§ The Minister of Labour (Mr. John Hare)
A principal function of the Youth Employment Service is to stimulate apprenticeship and the local youth employment committees throughout the country give much help in this task. The Industrial Training Council is continuing the valuable activities which have contributed greatly towards the substantial increase in apprenticeship this year and is now engaged in a special study of apprenticeship and training methods. Last June, the Council set up regional committees which contain representatives of both sides of industry and other interests, and are serviced by 910 officers of my Department. Their purpose is to keep the regional situation under regular review, to advise the Council thereon and to sponsor local initiatives.
In addition, I am discussing the general question of existing apprenticeship arrangements with employers' organisations and trade unions in the major apprentice-employing industries.
§ Mr. Owen
Does the Minister realise that, apart from the regional work which is being done—which is, of course, imporant—the key to the development of the apprenticeship system is local consultation? Further, is he aware of the work being quite successfully done in this respect by his Department in the Ashington area through personal contact between his own officers and local employers?
§ Mr. Hare
I am very grateful to the hon. Gentleman for what he has said. I think he will agree that what we want is both local effort and the good offices of the Industrial Training Council working at national level. These two things combined will, I believe, help us to get some of the results we want.
§ Mr. Prentice
We all welcome the increased number of apprenticeships this year, but does the Minister agree that next year there will be an even larger number of school leavers, at the peak of the bulge, as it were, and there is also a very important long-term problem in increasing the quantity and quality of apprenticeships? Has the right hon. Gentleman further plans for expanding the Industrial Training Council and its staff to cope with these problems over a longer period?
§ Mr. Hare

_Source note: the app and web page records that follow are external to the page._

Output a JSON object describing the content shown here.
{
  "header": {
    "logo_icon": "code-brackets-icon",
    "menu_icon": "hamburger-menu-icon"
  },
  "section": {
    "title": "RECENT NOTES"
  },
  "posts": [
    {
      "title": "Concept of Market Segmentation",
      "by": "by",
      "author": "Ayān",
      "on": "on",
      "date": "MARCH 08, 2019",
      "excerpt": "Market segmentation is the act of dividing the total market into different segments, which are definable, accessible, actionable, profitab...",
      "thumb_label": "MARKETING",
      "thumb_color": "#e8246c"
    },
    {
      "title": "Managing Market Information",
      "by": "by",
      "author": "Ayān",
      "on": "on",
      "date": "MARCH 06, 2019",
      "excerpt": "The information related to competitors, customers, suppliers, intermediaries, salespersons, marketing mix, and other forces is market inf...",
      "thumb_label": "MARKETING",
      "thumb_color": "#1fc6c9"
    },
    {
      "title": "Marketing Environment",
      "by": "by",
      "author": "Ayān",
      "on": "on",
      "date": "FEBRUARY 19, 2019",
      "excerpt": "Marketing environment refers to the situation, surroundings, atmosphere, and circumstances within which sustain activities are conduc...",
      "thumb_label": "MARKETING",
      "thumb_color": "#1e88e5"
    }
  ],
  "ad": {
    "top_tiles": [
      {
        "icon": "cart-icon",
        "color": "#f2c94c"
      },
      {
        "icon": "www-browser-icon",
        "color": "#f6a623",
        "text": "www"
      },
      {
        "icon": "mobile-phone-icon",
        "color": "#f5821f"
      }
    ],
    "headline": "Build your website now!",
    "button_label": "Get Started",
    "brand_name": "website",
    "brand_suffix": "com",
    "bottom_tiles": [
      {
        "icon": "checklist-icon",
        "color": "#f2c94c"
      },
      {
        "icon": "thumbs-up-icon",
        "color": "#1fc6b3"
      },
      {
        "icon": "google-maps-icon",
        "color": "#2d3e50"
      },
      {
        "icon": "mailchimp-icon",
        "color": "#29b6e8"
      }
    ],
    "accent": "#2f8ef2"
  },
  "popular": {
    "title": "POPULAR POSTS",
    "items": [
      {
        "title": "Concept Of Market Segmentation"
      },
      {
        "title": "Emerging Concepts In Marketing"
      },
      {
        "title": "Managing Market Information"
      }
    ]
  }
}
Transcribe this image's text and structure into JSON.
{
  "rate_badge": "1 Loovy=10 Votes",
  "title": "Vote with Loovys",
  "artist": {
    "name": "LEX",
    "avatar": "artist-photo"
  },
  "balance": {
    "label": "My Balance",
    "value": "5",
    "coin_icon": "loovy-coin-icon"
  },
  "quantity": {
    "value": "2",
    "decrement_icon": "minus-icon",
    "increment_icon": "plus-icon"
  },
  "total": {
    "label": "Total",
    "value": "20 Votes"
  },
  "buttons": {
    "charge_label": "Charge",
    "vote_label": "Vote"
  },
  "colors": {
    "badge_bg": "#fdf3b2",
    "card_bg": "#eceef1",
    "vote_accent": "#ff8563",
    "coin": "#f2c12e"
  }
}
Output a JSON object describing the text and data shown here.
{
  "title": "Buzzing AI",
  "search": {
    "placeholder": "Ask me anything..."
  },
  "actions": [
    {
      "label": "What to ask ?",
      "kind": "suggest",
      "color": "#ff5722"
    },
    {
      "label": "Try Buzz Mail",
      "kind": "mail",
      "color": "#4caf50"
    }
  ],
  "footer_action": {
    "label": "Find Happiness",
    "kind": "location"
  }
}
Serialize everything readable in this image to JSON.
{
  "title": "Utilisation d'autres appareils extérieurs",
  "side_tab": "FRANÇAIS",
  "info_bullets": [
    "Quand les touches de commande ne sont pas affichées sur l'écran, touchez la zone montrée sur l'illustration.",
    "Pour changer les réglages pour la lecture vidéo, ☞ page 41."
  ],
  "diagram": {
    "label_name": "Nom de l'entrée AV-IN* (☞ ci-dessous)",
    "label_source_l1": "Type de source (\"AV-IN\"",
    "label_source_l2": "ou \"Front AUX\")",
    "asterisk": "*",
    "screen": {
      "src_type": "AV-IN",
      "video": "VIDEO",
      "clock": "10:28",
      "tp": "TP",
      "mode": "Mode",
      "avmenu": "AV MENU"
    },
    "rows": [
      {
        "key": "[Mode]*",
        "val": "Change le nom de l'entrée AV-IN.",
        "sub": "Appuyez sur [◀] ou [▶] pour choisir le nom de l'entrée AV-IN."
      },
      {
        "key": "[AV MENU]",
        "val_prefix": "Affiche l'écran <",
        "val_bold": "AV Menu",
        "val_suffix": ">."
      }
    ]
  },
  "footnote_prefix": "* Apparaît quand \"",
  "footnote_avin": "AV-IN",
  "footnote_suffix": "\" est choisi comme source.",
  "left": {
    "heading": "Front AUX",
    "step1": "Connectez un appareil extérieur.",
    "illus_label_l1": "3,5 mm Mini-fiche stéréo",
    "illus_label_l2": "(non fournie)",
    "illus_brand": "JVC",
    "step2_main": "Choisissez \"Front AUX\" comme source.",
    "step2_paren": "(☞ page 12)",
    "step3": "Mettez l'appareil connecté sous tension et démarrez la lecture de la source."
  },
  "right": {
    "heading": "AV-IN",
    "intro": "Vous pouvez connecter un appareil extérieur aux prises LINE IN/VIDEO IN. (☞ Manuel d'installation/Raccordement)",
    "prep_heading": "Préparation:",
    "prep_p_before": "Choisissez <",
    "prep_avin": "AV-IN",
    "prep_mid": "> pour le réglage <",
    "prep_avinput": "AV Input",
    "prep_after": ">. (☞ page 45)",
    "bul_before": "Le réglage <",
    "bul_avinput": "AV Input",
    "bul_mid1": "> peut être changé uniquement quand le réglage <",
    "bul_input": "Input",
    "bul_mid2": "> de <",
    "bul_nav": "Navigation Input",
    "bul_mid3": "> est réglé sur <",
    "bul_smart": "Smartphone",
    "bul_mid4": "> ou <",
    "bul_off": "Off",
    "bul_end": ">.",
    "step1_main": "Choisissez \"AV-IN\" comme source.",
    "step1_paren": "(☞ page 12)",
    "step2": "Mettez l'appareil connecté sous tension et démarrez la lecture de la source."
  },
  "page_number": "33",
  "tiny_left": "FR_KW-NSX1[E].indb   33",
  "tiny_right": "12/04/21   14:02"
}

The hon. Gentleman is quite right to suggest that, although we, have done reasonably well this year, there is no possible room for complacency next year. I am in the closest touch with the I.T.C. and I am discussing the whole problem with the object of seeing that the efforts put into the job this year are carried forward with energy and efficiency next year.